Most schools give students at least some opportunity to take on leadership and decisionmaking roles in their schools, according to a survey of students in grades 6-12 by the EdWeek Research Center. But the extent varies to which students are able to really flex their civic muscle and feel confident in their abilities to work with other students to solve problems.
There appears to be a link between schools that have a strong focus and commitment to social-emotional learning and how active students are in their community. In a 2018 report, which included survey data of high school students and young adults, CASEL compared students from schools it labeled as “strong SEL” schools—where students reported there were positive school climates and relationships and feelings of safety and agency—with “weak SEL” schools.

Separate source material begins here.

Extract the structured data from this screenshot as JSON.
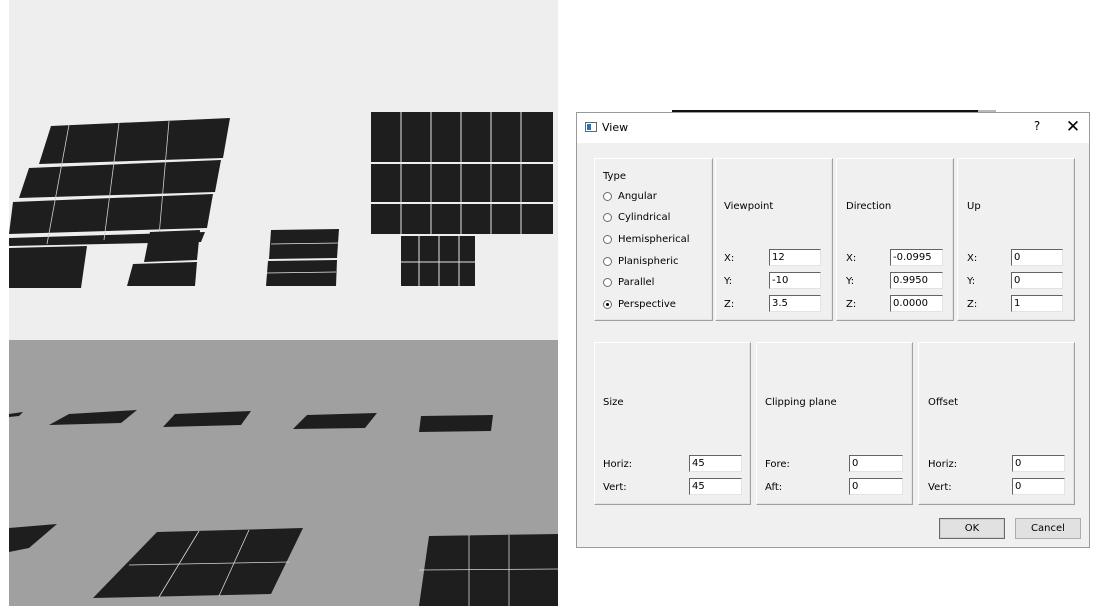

Fifty-seven percent of students and young adults from schools with a strong foundation of social-emotional learning said that they regularly volunteered in their community, compared with 28 percent of students from weaker SEL schools. Furthermore, 77 percent of current high school students from strong SEL high schools said they would participate in full-time military, national, or public service for their community or country, compared with 62 percent of students from weak SEL schools.

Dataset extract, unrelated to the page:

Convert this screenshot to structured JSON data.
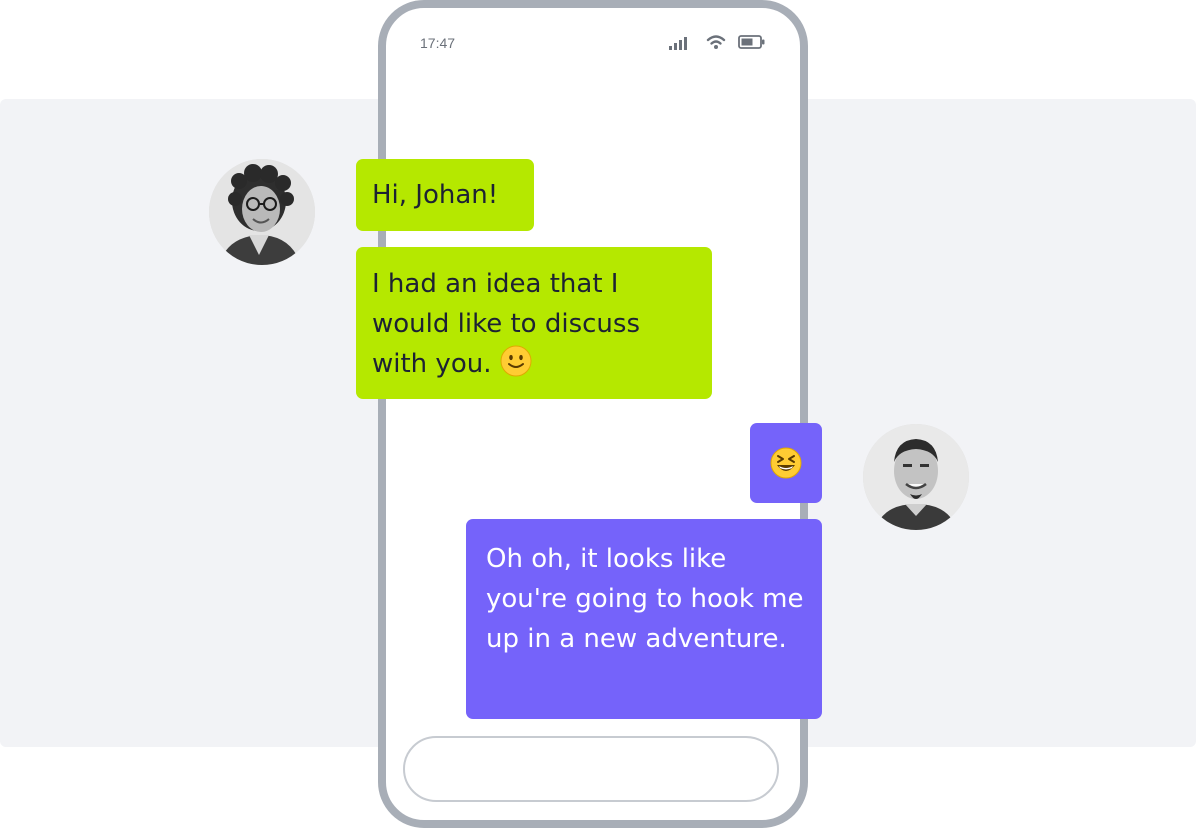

There are many ways schools throughout the country can create more opportunities to hone students’ social and emotional skills through engaging them in their school and local communities, in addition to such initiatives as New York’s participatory budget program.
Schools can recruit student members to staff leadership teams addressing issues like school improvement or equity and diversity. They can encourage student-led advocacy around issues they care about. And schools can get students’ input on school climate, academic engagement, and relationships with adults and other students through surveys.
Schools can also have students examine the results and figure out ways to solve problems exposed by the data, said Schlinger of CASEL.
“We want to give kids opportunities to develop agency and a sense of belonging,” she said. “The sense of belonging is helpful because you want to create that safe space where kids can do that exploration and can feel connected to each other and feel safe and eager to engage in the learning.”
Coverage of leadership, summer learning, social and emotional learning, arts learning, and afterschool is supported in part by a grant from The Wallace Foundation, at www.wallacefoundation.org. Education Week retains sole editorial control over the content of this coverage.
A version of this article appeared in the October 13, 2021 edition of Education Week as How to Teach Older Students Social-Emotional Skills? Try Civics